I became violent to feel a little more something from the simple, controllable people, but I felt I had to beat it out of them. Still, few consequences. Horns and a new achievement: Paragon. The Paragon achievement says "Reach 100% good or evil, or see another Hero do so."
Now that's an interesting idea. I don't usually pay attention to achievements; most of these achievements have that "or see another Hero do so" at the end. Why is it so important that everything be seen instead of done?
Well, I said it has few characters, but it did have some. What did they have to say?
Lucien, the villain, said we should make the world what it ought to be. Hammer said people are more products of the home they are raised in; she also bemoans that issue versus her own choices. The other two characters had some outlooks on the world of their own.
In fact, they mostly just keep saying what they are going to do with their lives and why; they represent the three choices Theresa gives you. This whole time, your character has a stupid grin on his or her (or both, in my case) face. He listens to the world speak. Character or no, every single person in the game except Theresa talks out loud, to herself. And all Theresa really says is that you must choose.
And you? Once you take leave of speaking or interacting with Albion's inhabitants, you are left with your own thoughts about the topics of death, marriage, parenting, personal health and hygiene, popularity, economics, religion, violence, sexuality, animals, drugs, gambling, housing, morality, and what your choices mean in the world.

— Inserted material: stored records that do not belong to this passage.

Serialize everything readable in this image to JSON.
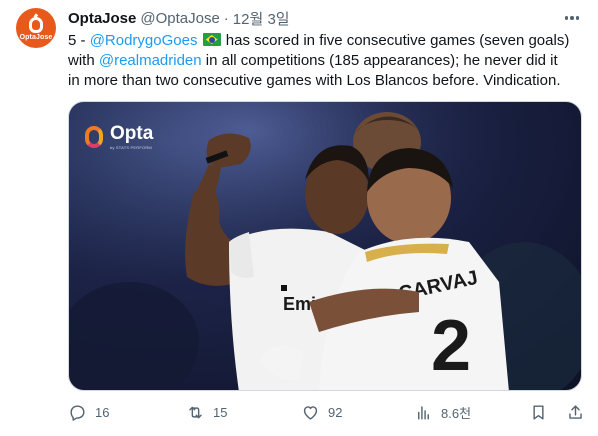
{
  "tweet": {
    "author": {
      "display_name": "OptaJose",
      "handle": "@OptaJose",
      "avatar_text": "OptaJose"
    },
    "separator": "·",
    "timestamp": "12월 3일",
    "text": {
      "line1_prefix": "5 - ",
      "mention1": "@RodrygoGoes",
      "flag": "brazil-flag-emoji",
      "line1_suffix": " has scored in five consecutive games (seven goals)",
      "line2_prefix": "with ",
      "mention2": "@realmadriden",
      "line2_suffix": " in all competitions (185 appearances); he never did it",
      "line3": "in more than two consecutive games with Los Blancos before. Vindication."
    },
    "media": {
      "description": "Rodrygo and Carvajal celebrating a goal",
      "logo_text": "Opta",
      "logo_subtext": "by STATS PERFORM",
      "shirt_text": "Emira FLY",
      "shirt_back_text": "CARVAJ",
      "shirt_number": "2"
    },
    "actions": {
      "replies": "16",
      "reposts": "15",
      "likes": "92",
      "views": "8.6천"
    }
  },
  "colors": {
    "link": "#1d9bf0",
    "text": "#0f1419",
    "muted": "#536471",
    "avatar_bg": "#e8591c"
  }
}
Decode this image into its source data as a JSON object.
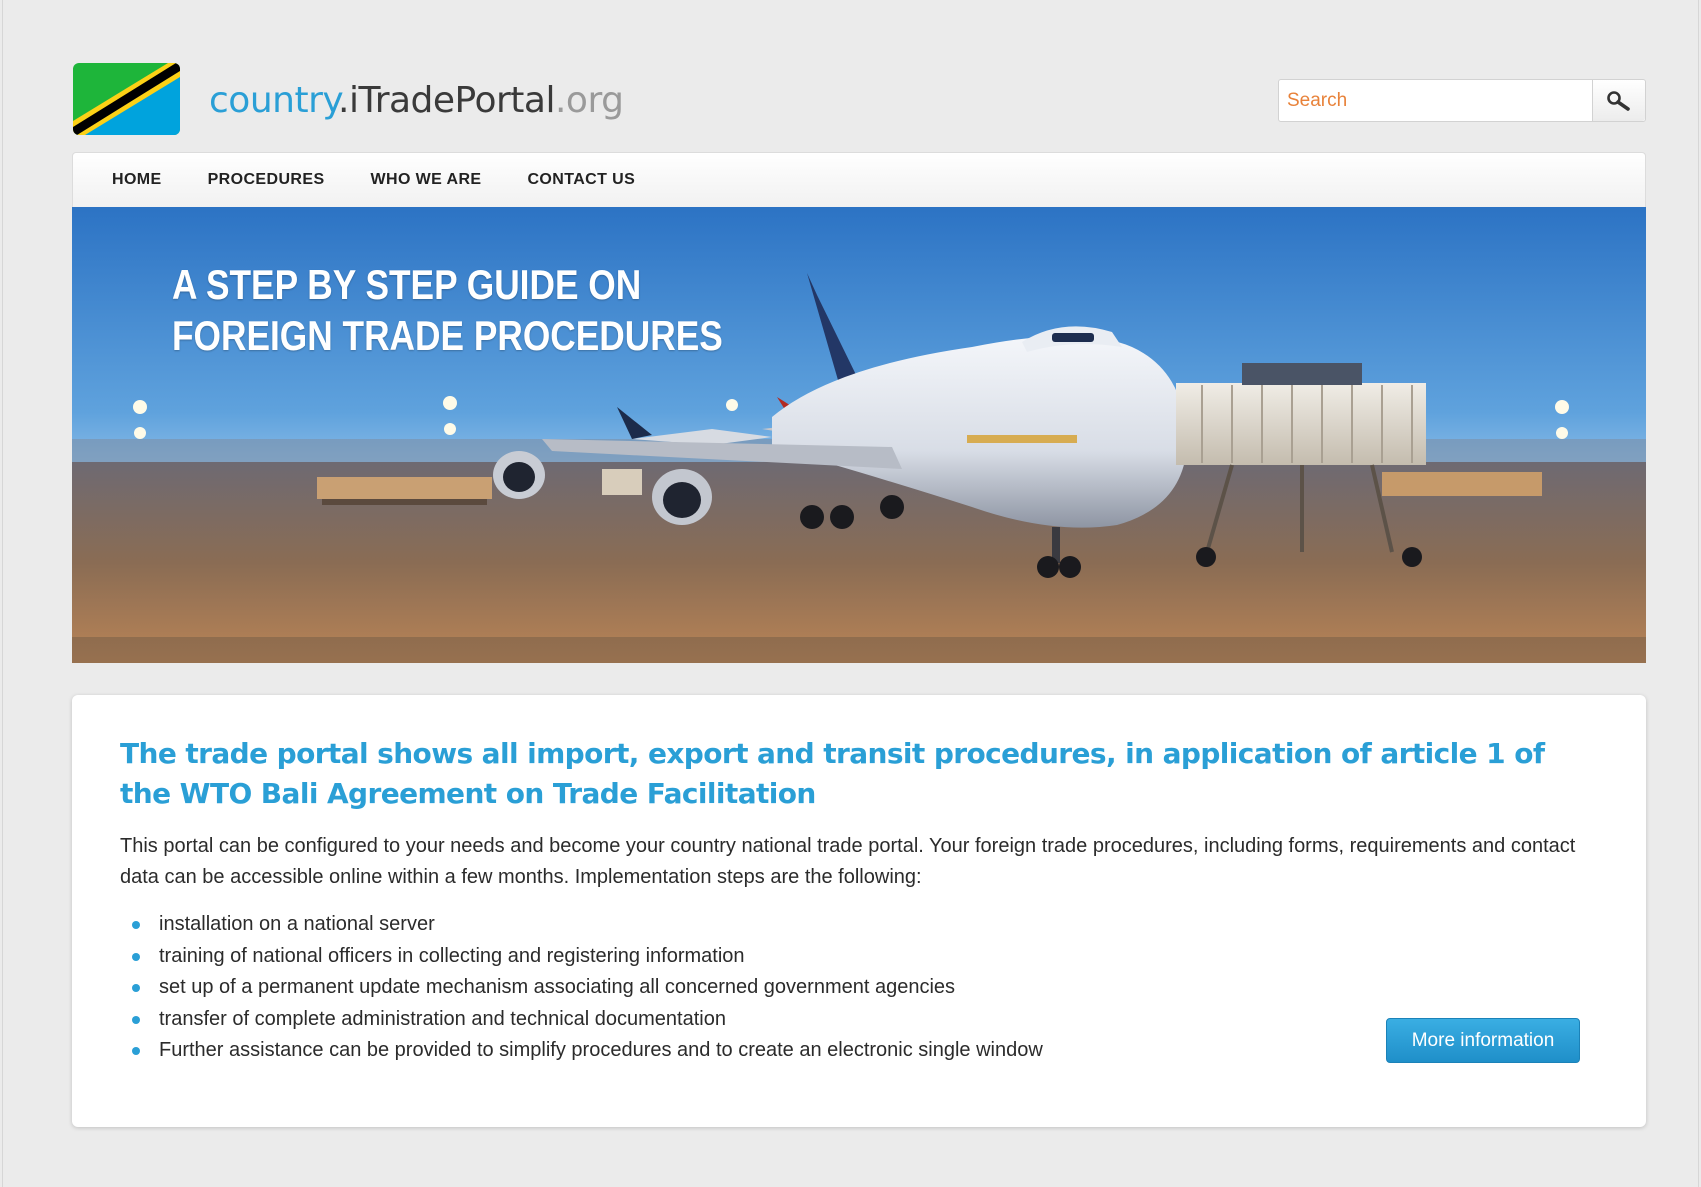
{
  "header": {
    "logo_icon": "tanzania-flag-icon",
    "title_part1": "country",
    "title_part2": ".iTradePortal",
    "title_part3": ".org",
    "search_placeholder": "Search",
    "search_icon": "search-icon"
  },
  "nav": {
    "items": [
      {
        "label": "HOME"
      },
      {
        "label": "PROCEDURES"
      },
      {
        "label": "WHO WE ARE"
      },
      {
        "label": "CONTACT US"
      }
    ]
  },
  "hero": {
    "line1": "A STEP BY STEP GUIDE ON",
    "line2": "FOREIGN TRADE PROCEDURES"
  },
  "main": {
    "heading": "The trade portal shows all import, export and transit procedures, in application of article 1 of the WTO Bali Agreement on Trade Facilitation",
    "intro": "This portal can be configured to your needs and become your country national trade portal. Your foreign trade procedures, including forms, requirements and contact data can be accessible online within a few months. Implementation steps are the following:",
    "steps": [
      "installation on a national server",
      "training of national officers in collecting and registering information",
      "set up of a permanent update mechanism associating all concerned government agencies",
      "transfer of complete administration and technical documentation",
      "Further assistance can be provided to simplify procedures and to create an electronic single window"
    ],
    "more_button": "More information"
  },
  "colors": {
    "accent": "#2a9fd6",
    "search_placeholder": "#e8823a",
    "page_bg": "#ebebeb"
  }
}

What do you think? What choices do you want to make? Which have you already essentially made? What issues does every person in every culture and every age have to deal with? A new Fable emerges in your own mind, one of your own writing.
Looks like Fable II is making up its mind after all. Maybe it will again on the 24th. That's nothing unlike the digital and real people playing and living in it. Anyone who plays Fable II will likely forget the characters, but not what he did, and maybe not what he learned about himself, either.
Categories: Column: The Game Anthropologist